Task directions >> Compute how many lines in the entries below contain "this", and output nothing but the number.

################

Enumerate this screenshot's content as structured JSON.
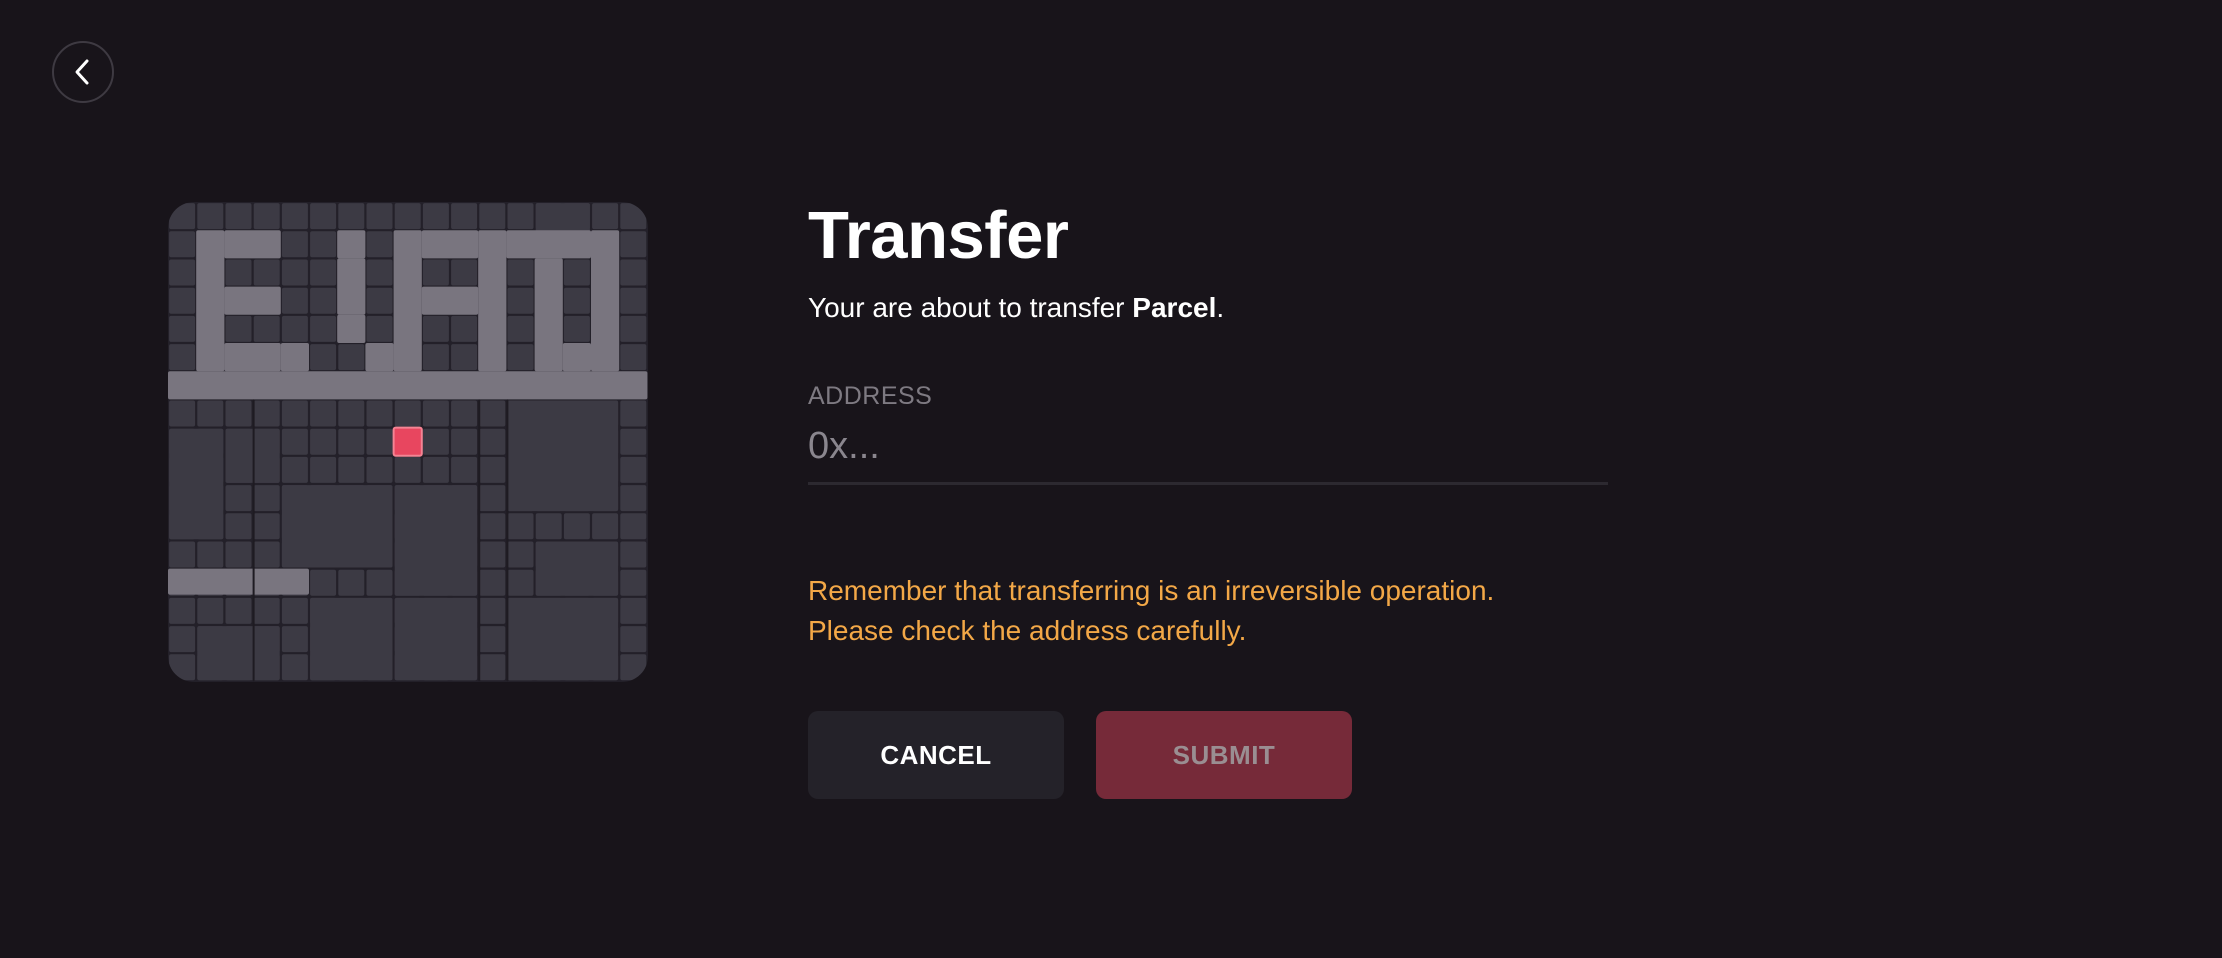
{
  "header": {
    "back_icon": "chevron-left-icon"
  },
  "parcel_map": {
    "colors": {
      "background": "#232029",
      "parcel": "#3c3a44",
      "district": "#79757f",
      "selected": "#e8465f"
    }
  },
  "transfer": {
    "title": "Transfer",
    "subtitle_prefix": "Your are about to transfer ",
    "subtitle_item": "Parcel",
    "subtitle_suffix": ".",
    "address_label": "ADDRESS",
    "address_placeholder": "0x...",
    "address_value": "",
    "warning_line1": "Remember that transferring is an irreversible operation.",
    "warning_line2": "Please check the address carefully."
  },
  "actions": {
    "cancel_label": "CANCEL",
    "submit_label": "SUBMIT",
    "colors": {
      "cancel_bg": "#242229",
      "submit_bg": "#762a39",
      "warning": "#f3a847"
    }
  }
}
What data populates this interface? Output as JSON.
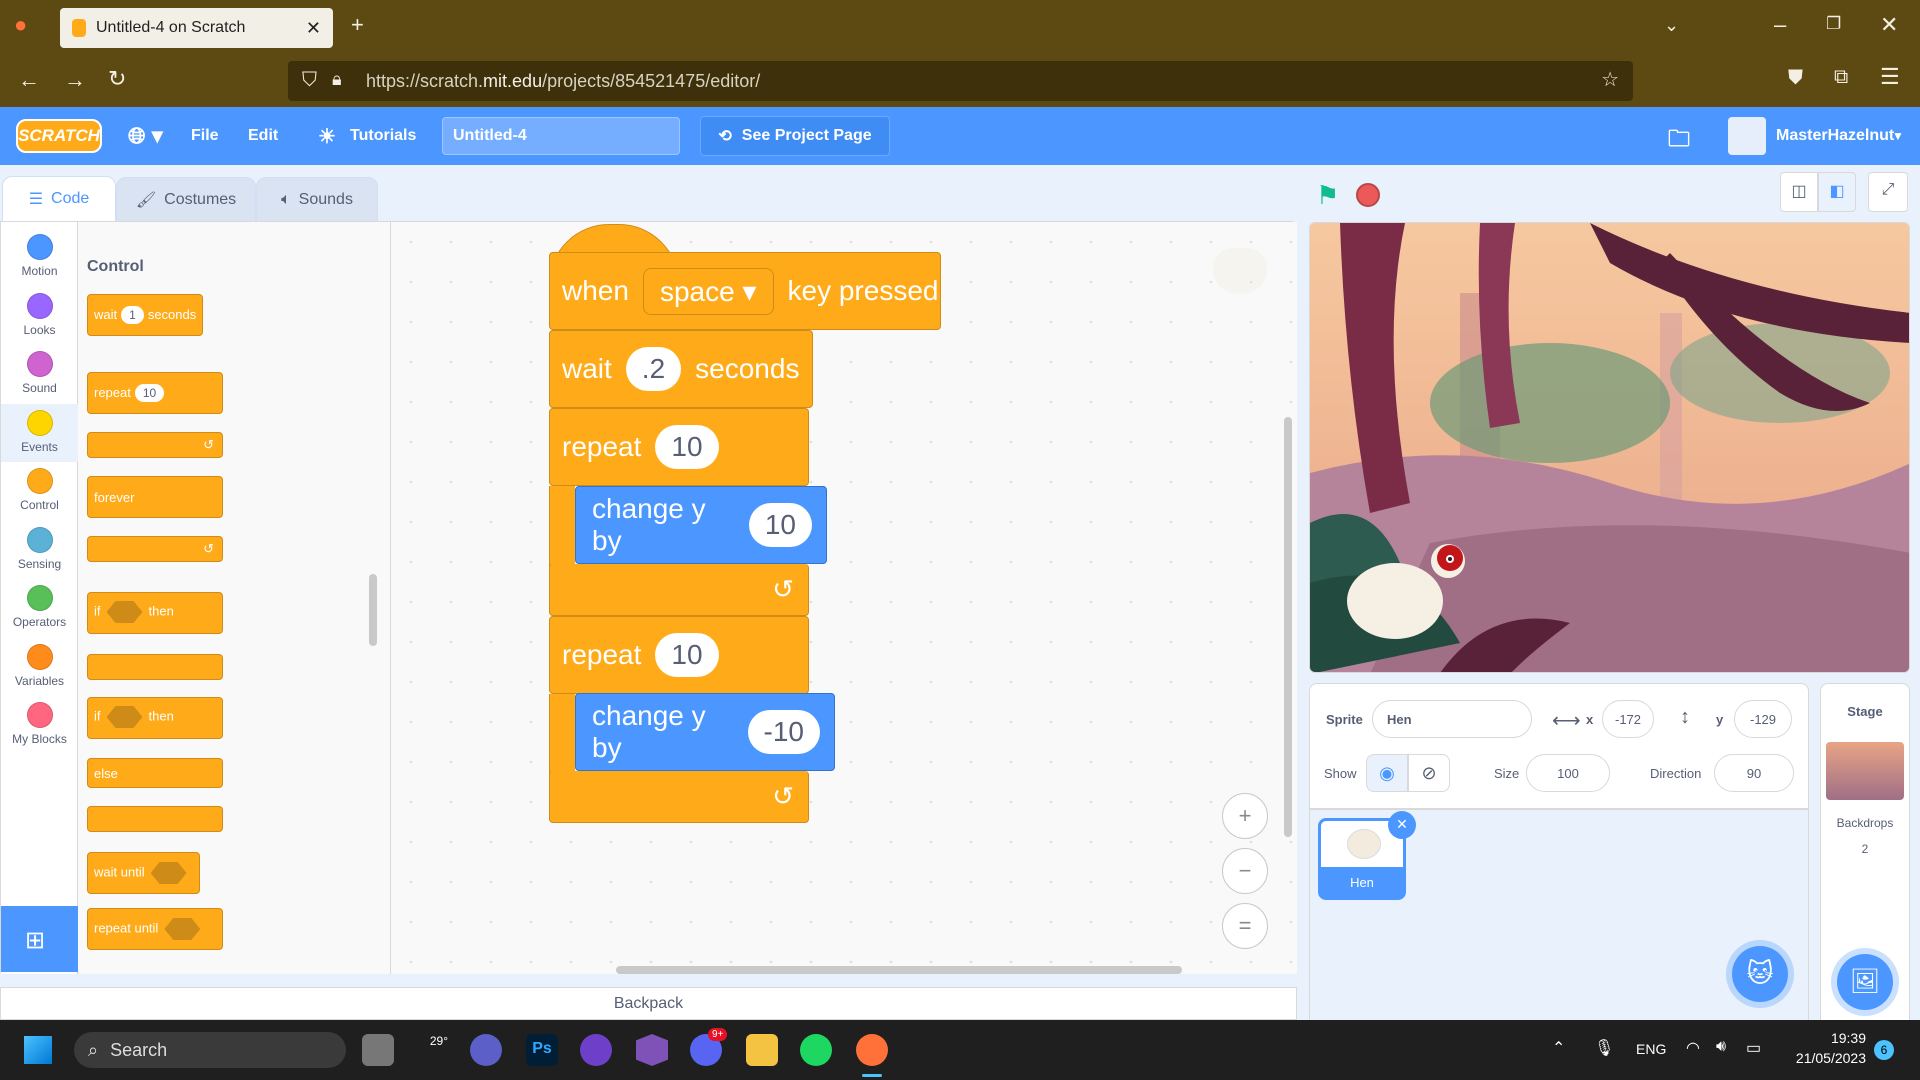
{
  "browser": {
    "tab_title": "Untitled-4 on Scratch",
    "new_tab": "+",
    "url_prefix": "https://scratch.",
    "url_host": "mit.edu",
    "url_path": "/projects/854521475/editor/"
  },
  "menubar": {
    "logo": "SCRATCH",
    "file": "File",
    "edit": "Edit",
    "tutorials": "Tutorials",
    "project_title": "Untitled-4",
    "see_project": "See Project Page",
    "username": "MasterHazelnut"
  },
  "tabs": {
    "code": "Code",
    "costumes": "Costumes",
    "sounds": "Sounds"
  },
  "categories": [
    {
      "label": "Motion",
      "color": "#4c97ff"
    },
    {
      "label": "Looks",
      "color": "#9966ff"
    },
    {
      "label": "Sound",
      "color": "#cf63cf"
    },
    {
      "label": "Events",
      "color": "#ffd500"
    },
    {
      "label": "Control",
      "color": "#ffab19"
    },
    {
      "label": "Sensing",
      "color": "#5cb1d6"
    },
    {
      "label": "Operators",
      "color": "#59c059"
    },
    {
      "label": "Variables",
      "color": "#ff8c1a"
    },
    {
      "label": "My Blocks",
      "color": "#ff6680"
    }
  ],
  "palette": {
    "title": "Control",
    "wait": "wait",
    "wait_val": "1",
    "seconds": "seconds",
    "repeat": "repeat",
    "repeat_val": "10",
    "forever": "forever",
    "if": "if",
    "then": "then",
    "else": "else",
    "wait_until": "wait until",
    "repeat_until": "repeat until"
  },
  "script": {
    "when": "when",
    "key": "space",
    "key_pressed": "key pressed",
    "wait": "wait",
    "wait_val": ".2",
    "seconds": "seconds",
    "repeat1": "repeat",
    "repeat1_val": "10",
    "change1": "change y by",
    "change1_val": "10",
    "repeat2": "repeat",
    "repeat2_val": "10",
    "change2": "change y by",
    "change2_val": "-10"
  },
  "backpack": "Backpack",
  "sprite_info": {
    "sprite_label": "Sprite",
    "sprite_name": "Hen",
    "x_label": "x",
    "x_val": "-172",
    "y_label": "y",
    "y_val": "-129",
    "show_label": "Show",
    "size_label": "Size",
    "size_val": "100",
    "direction_label": "Direction",
    "direction_val": "90"
  },
  "sprite_list": [
    {
      "name": "Hen"
    }
  ],
  "stage_panel": {
    "title": "Stage",
    "backdrops_label": "Backdrops",
    "backdrops_count": "2"
  },
  "taskbar": {
    "search": "Search",
    "weather": "29°",
    "discord_badge": "9+",
    "lang": "ENG",
    "time": "19:39",
    "date": "21/05/2023",
    "notif": "6"
  }
}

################

Response >> 2